Just because Person A is a good enough driver to successfully navigate a road at 50 mph, doesn’t mean that he or she can, when the stated speed limit is 35 mph. Regardless of skill or ability level, the rules apply to everyone equally.

Edited to add:

I am very good at my job. If I am able to do a full day’s work in 5 hours, instead of 8 hours, I don’t get to go home early, I have to stay at work and start something else.

We as a society don’t change the rules depending on an individual’s skill level. The rules apply to everyone equally. Really smart and political 17 year olds don’t get to vote. Really skilled 13 year olds don’t get to drive. It doesn’t matter if a 20 year old can drink responsibly, the law says you have to be 21 to legally drink alcohol. If that 20 year old shows his or her ID to a bouncer at a bar, they’re not getting in, regardless of anything else.

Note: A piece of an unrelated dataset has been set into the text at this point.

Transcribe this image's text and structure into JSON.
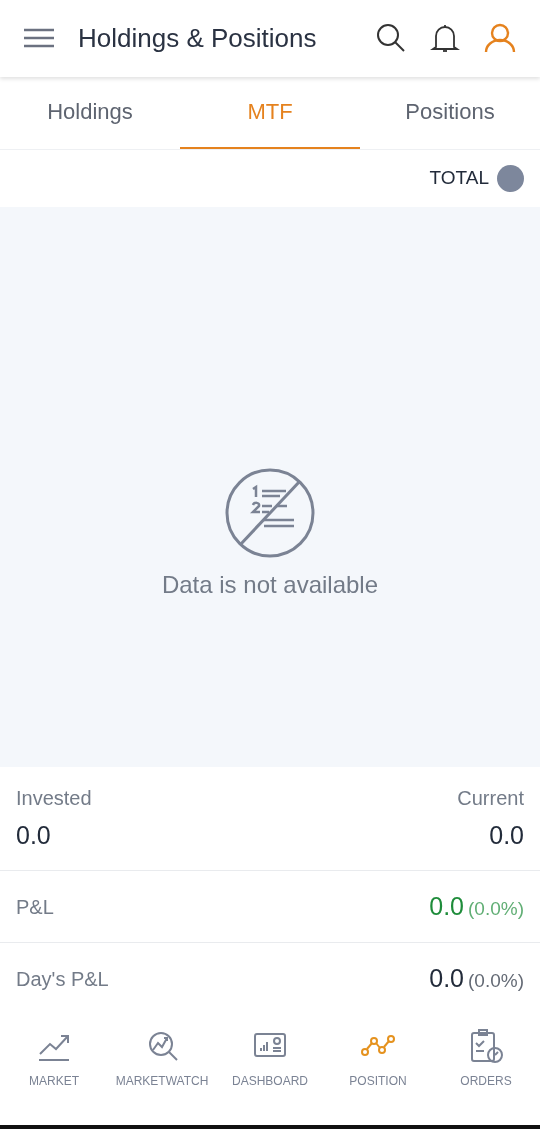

#1319

Plenty of exceptions to rules exist.

If someone has a reason to not go to class and and they sit down with the teacher and discuss an exception or exemption, or just even an informal understanding on a wink and nod that a deviation will occur, and while nothing is official both parties understand what the deal is, then cool.

I made a lot of progress with teachers saying “hey I’m gonna doodle in class. But that’s just how I do” and they seemed to generally be cool with it. Other times I just did it and said nothing and they would generally complain, or sometimes just do nothing.

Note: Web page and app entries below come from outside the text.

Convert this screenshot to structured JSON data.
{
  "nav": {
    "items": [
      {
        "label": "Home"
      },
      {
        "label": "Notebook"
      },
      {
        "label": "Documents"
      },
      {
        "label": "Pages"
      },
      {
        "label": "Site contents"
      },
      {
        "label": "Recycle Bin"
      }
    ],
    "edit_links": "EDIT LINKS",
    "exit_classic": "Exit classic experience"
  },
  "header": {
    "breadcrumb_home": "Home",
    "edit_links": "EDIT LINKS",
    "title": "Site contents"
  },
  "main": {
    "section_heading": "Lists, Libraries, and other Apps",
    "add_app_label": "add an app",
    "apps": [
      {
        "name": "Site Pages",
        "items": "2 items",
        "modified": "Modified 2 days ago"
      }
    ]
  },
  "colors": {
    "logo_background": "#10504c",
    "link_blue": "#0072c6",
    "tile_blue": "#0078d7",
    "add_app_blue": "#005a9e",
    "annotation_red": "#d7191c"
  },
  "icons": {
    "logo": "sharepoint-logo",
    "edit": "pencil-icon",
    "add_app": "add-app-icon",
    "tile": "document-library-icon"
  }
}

If you just don’t ever come to any classes, then who the fuck knows what’s up? If you fail that’s on you. If you go to the prof and say “hey I’ve already studied this mostly so can I skip the lectures?” Then they turn the tables and fail you at the end anyway, that’s reason to be upset at an insutrctor, even if they are following the written rules, for being a slimy-ass prick.


#1320

In seventh grade one time the teacher called out one of the other students in class asking why he wasn’t taking any notes.

The kid said “Scott doesn’t take notes.”

The teacher said “Scott’s getting an A.”

Oh snap.


#1321

We aren’t talking about any of those situations though. Based on the situation that @ruffas described, these students just didn’t show up, without talking to the professor beforehand. Even when asked why an exception should be made to the attendance policy, they couldn’t come up with one.

In that situation, even if the attendance policy may seem stupid and arbitrary, if you break it, you suffer the consequences, and I have absolutely no problem with that.


#1322

Right, I agree with that. If you just don’t show up then it’s on you. If you break a rule even a dumb one expect to be called on it. Basic stuff.

If a student doesn’t want to come, because it’s stupid, make up any reason and clear it and then enjoy not following the dumb rule.

I’m just pointing out that even when there are rules, exceptions do always exist. Someone will figure out a way around and so, while I’m not in any way a lawyer, i think rules should always be considered with the fact they are ultimately artificial and subject to… Human factors.


#1323

Alcohol and traffic laws aren’t arbitrary, they’re in the interest of public health and safety. An attendance policy is about the most arbitrary rule I can think of. No one but the student gets hurt if they don’t show up and even then it’s not physically. No one ever died from getting an F.